Garry Brown,
Chairman,
New York State
Public Service
Commission
 
New York, NY, U.S.A. --- (METERING.COM) --- August 21, 2008 – The New York State Public Service Commission (Commission) today agreed to set aside up to $27 million that would be given to electric utilities as an incentive to develop cost-effective programs designed to assist consumers to improve energy efficiency and reduce anticipated increases in consumer electricity bills.

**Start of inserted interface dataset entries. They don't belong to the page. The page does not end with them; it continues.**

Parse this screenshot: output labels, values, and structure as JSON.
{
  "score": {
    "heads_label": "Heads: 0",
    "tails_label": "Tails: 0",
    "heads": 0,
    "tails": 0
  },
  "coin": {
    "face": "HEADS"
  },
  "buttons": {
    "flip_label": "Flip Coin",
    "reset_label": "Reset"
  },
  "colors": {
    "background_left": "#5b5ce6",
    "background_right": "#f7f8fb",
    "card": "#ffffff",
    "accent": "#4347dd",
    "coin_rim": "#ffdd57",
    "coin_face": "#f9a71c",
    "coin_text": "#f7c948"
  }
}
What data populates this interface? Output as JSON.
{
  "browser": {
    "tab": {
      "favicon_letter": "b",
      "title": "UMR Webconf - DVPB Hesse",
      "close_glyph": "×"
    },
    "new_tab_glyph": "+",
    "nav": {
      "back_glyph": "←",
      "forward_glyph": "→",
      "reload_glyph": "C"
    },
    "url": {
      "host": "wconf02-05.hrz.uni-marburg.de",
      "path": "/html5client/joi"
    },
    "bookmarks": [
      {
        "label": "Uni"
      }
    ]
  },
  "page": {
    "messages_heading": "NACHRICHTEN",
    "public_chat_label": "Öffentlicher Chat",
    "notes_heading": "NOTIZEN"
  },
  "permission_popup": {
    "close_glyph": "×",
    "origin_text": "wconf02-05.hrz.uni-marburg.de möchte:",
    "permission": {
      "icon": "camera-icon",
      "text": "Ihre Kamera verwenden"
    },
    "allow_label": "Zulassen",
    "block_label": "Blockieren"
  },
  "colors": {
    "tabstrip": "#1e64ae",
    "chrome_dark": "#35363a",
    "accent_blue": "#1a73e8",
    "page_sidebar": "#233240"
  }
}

“The unprecedented rise in energy prices we have seen in recent months is a call-to-action for utilities to find ways to improve energy efficiency and reduce energy consumption,” said Commission Chairman Garry Brown. “By creating these utility incentives, the Commission is providing a valuable incentive for utilities to find ways to improve energy efficiency, which is the most cost-effective, and most immediate, way to reduce the burden of rising energy and environmental costs on residential and business customers.

“Incentives are valuable in securing a long-term commitment by utilities to achieving efficiency goals. The Commission has established energy efficiency as a high priority, due to the benefits that it provides related to customer bills, system reliability, environmental impacts, energy security, and economic development. For that reason, incentives are warranted if they increase the likelihood of achieving our efficiency goals in a cost-effective manner. This new policy ‘taking the carrot and stick approach’ holds utilities accountable to meet targets.”

The utility incentives that are being provided are part of an overall energy efficiency proceeding designed to forestall an expected rise in energy consumption. At current trends, electric energy usage in New York is estimated to be 11 percent higher than current levels by 2015. These factors, combined with expected fuel price increases and supply uncertainty, and the need to reduce greenhouse gas emissions, make it necessary to create energy efficiency programs and quickly find ways to reduce energy use.

The goal of the incentive program is to reduce consumption by up to 693,951 megawatt-hours (MWhs) annually, representing a portion of the Commission’s share of the statewide goal to reduce electricity consumption by 15 percent by 2015.

The incentives will only be paid if the utility meets its goal. Failure to substantially meet the goal would subject the utility to a similarly sized negative financial adjustment.

The new policy applies to electric utilities. Gas utilities will continue to negotiate incentives on a case-by-case basis with the Commission.